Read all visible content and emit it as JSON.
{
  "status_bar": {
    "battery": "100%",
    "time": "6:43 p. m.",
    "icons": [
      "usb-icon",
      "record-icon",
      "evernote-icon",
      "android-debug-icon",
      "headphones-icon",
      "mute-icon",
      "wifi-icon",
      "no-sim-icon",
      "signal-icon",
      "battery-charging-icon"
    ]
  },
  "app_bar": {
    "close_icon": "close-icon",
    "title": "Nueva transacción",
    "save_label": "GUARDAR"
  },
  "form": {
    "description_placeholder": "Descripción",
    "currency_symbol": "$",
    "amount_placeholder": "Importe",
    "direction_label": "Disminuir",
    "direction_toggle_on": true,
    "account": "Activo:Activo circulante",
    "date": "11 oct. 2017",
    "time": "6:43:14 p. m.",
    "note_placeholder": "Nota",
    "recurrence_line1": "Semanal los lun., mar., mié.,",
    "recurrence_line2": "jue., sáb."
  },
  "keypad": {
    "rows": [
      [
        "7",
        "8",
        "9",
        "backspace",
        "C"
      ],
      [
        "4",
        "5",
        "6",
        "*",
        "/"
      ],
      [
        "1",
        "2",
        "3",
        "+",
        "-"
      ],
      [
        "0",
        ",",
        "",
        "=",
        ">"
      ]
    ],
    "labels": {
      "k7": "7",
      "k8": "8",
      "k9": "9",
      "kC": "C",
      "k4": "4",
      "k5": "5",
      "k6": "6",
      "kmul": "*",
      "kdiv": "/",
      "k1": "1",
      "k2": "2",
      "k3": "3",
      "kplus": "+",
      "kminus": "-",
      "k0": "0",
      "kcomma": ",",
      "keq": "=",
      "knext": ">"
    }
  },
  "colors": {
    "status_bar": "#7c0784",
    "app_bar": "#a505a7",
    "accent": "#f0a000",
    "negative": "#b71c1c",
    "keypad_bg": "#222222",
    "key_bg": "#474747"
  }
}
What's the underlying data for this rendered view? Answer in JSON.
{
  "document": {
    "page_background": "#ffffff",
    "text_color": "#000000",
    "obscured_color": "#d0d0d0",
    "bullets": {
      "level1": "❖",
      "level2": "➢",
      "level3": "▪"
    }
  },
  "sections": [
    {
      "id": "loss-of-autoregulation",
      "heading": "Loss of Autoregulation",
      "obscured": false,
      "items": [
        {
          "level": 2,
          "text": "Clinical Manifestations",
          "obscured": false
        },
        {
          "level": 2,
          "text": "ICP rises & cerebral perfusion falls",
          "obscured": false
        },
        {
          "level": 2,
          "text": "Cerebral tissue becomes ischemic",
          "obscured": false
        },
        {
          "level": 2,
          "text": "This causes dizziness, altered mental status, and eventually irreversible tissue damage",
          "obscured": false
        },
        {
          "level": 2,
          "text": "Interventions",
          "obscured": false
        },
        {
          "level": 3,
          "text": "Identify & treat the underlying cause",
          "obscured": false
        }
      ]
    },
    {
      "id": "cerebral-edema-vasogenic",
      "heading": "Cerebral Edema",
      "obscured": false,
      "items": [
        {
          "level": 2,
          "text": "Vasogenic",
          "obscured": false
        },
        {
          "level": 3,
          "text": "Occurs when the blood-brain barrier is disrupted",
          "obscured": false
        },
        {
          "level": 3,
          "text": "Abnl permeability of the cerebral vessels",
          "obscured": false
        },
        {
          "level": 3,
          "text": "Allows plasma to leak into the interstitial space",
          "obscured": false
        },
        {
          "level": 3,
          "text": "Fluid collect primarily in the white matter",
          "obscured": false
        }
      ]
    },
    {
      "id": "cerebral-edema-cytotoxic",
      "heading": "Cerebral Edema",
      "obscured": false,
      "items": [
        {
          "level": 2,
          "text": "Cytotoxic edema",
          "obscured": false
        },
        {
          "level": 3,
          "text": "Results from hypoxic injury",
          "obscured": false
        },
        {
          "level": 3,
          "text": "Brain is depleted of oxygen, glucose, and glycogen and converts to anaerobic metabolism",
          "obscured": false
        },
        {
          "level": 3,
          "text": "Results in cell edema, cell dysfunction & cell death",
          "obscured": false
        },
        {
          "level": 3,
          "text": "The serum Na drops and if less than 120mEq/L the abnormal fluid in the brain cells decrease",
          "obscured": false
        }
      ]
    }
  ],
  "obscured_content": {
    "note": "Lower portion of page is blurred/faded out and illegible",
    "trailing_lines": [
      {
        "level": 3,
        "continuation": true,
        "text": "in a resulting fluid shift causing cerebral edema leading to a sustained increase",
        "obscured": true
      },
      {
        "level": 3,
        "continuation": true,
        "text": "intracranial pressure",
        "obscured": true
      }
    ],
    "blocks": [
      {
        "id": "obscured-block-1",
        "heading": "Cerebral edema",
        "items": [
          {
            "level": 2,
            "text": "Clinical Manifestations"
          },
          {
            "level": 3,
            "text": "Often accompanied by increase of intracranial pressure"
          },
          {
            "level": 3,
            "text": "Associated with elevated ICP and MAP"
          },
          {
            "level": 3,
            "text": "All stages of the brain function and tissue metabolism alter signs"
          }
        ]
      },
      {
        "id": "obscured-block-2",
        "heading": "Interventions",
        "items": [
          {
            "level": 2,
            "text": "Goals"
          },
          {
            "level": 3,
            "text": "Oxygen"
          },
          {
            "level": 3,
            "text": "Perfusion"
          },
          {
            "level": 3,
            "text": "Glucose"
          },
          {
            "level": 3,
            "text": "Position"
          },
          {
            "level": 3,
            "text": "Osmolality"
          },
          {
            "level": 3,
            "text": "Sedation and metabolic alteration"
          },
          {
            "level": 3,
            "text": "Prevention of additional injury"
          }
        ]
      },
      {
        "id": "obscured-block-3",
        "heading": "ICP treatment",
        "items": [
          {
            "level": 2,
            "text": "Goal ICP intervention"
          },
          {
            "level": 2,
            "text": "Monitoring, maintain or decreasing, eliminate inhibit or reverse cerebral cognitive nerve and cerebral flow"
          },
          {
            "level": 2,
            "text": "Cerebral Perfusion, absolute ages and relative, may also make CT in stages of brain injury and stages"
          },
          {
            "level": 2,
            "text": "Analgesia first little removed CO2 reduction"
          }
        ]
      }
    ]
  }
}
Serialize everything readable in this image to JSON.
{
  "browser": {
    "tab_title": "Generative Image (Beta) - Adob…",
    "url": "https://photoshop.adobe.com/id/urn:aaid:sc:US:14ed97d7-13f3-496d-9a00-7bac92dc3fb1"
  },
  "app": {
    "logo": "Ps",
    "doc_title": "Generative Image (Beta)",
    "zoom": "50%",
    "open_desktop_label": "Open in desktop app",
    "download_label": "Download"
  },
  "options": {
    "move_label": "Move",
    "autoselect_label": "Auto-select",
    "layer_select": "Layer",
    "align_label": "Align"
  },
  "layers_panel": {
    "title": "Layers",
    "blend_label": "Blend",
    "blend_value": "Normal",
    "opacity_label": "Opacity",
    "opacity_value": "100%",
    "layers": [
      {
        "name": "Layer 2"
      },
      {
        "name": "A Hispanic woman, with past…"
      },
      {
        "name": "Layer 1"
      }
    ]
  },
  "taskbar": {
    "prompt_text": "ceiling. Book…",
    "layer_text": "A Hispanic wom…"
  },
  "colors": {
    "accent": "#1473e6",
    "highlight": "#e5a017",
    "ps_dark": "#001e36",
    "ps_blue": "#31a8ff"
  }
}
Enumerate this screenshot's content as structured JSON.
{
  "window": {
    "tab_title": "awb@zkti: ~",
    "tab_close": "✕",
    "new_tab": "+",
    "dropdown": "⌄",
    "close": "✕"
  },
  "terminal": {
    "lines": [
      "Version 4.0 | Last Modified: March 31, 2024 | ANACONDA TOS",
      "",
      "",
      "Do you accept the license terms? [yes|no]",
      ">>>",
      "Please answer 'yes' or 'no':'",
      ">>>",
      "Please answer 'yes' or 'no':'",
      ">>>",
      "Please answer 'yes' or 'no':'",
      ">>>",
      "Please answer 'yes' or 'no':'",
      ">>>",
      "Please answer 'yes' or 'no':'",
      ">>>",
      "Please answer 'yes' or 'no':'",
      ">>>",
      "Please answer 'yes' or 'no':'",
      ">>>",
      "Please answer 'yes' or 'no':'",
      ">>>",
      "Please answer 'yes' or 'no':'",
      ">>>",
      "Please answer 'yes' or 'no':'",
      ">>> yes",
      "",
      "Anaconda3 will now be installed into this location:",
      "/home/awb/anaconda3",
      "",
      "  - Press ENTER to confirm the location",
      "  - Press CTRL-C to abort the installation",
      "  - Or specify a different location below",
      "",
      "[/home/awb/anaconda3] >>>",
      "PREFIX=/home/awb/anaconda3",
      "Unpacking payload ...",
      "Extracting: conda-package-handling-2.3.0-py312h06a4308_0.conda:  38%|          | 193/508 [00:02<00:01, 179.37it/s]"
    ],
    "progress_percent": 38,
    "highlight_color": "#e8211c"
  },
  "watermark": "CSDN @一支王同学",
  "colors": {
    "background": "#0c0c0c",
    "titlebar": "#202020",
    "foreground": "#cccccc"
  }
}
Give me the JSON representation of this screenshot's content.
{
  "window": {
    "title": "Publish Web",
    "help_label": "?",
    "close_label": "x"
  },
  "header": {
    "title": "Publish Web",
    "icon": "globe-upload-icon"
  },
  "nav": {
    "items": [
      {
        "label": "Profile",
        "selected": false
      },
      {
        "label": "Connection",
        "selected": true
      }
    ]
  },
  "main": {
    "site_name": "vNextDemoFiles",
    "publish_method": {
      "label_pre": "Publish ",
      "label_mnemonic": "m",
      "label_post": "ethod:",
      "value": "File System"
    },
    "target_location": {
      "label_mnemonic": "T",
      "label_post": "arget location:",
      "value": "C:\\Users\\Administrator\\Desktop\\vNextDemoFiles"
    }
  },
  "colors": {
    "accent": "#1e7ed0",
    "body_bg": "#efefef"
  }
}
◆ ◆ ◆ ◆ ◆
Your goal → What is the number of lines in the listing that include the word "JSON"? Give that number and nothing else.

Expected answer → 5